The problem:
Give the listing again in full, exactly as it appears.

* * *

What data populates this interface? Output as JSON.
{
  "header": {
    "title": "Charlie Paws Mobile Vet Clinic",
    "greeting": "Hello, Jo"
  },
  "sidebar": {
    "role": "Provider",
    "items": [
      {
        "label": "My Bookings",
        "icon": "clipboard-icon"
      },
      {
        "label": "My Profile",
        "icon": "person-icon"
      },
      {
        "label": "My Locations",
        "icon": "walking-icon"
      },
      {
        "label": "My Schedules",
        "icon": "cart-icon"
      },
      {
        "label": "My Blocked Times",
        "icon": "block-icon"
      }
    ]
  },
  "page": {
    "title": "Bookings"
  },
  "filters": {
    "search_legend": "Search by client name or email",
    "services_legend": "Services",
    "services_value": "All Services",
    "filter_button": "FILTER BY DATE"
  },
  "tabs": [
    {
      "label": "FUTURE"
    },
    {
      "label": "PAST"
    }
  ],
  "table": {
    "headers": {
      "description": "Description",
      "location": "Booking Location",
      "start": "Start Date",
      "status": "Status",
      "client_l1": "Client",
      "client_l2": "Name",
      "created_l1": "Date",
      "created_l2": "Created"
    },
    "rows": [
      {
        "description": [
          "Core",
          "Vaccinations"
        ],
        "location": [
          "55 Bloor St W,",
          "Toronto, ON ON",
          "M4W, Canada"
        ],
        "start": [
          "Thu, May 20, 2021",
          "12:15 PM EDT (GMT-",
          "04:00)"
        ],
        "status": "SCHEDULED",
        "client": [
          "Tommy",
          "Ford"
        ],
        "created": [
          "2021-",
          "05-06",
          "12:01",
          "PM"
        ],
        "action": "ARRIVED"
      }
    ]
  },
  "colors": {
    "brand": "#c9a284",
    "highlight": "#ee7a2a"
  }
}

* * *

Finished exercise:
What data populates this interface? Output as JSON.
{
  "header": {
    "title": "Charlie Paws Mobile Vet Clinic",
    "greeting": "Hello, Jo"
  },
  "sidebar": {
    "role": "Provider",
    "items": [
      {
        "label": "My Bookings",
        "icon": "clipboard-icon"
      },
      {
        "label": "My Profile",
        "icon": "person-icon"
      },
      {
        "label": "My Locations",
        "icon": "walking-icon"
      },
      {
        "label": "My Schedules",
        "icon": "cart-icon"
      },
      {
        "label": "My Blocked Times",
        "icon": "block-icon"
      }
    ]
  },
  "page": {
    "title": "Bookings"
  },
  "filters": {
    "search_legend": "Search by client name or email",
    "services_legend": "Services",
    "services_value": "All Services",
    "filter_button": "FILTER BY DATE"
  },
  "tabs": [
    {
      "label": "FUTURE"
    },
    {
      "label": "PAST"
    }
  ],
  "table": {
    "headers": {
      "description": "Description",
      "location": "Booking Location",
      "start": "Start Date",
      "status": "Status",
      "client_l1": "Client",
      "client_l2": "Name",
      "created_l1": "Date",
      "created_l2": "Created"
    },
    "rows": [
      {
        "description": [
          "Core",
          "Vaccinations"
        ],
        "location": [
          "55 Bloor St W,",
          "Toronto, ON ON",
          "M4W, Canada"
        ],
        "start": [
          "Thu, May 20, 2021",
          "12:15 PM EDT (GMT-",
          "04:00)"
        ],
        "status": "SCHEDULED",
        "client": [
          "Tommy",
          "Ford"
        ],
        "created": [
          "2021-",
          "05-06",
          "12:01",
          "PM"
        ],
        "action": "ARRIVED"
      }
    ]
  },
  "colors": {
    "brand": "#c9a284",
    "highlight": "#ee7a2a"
  }
}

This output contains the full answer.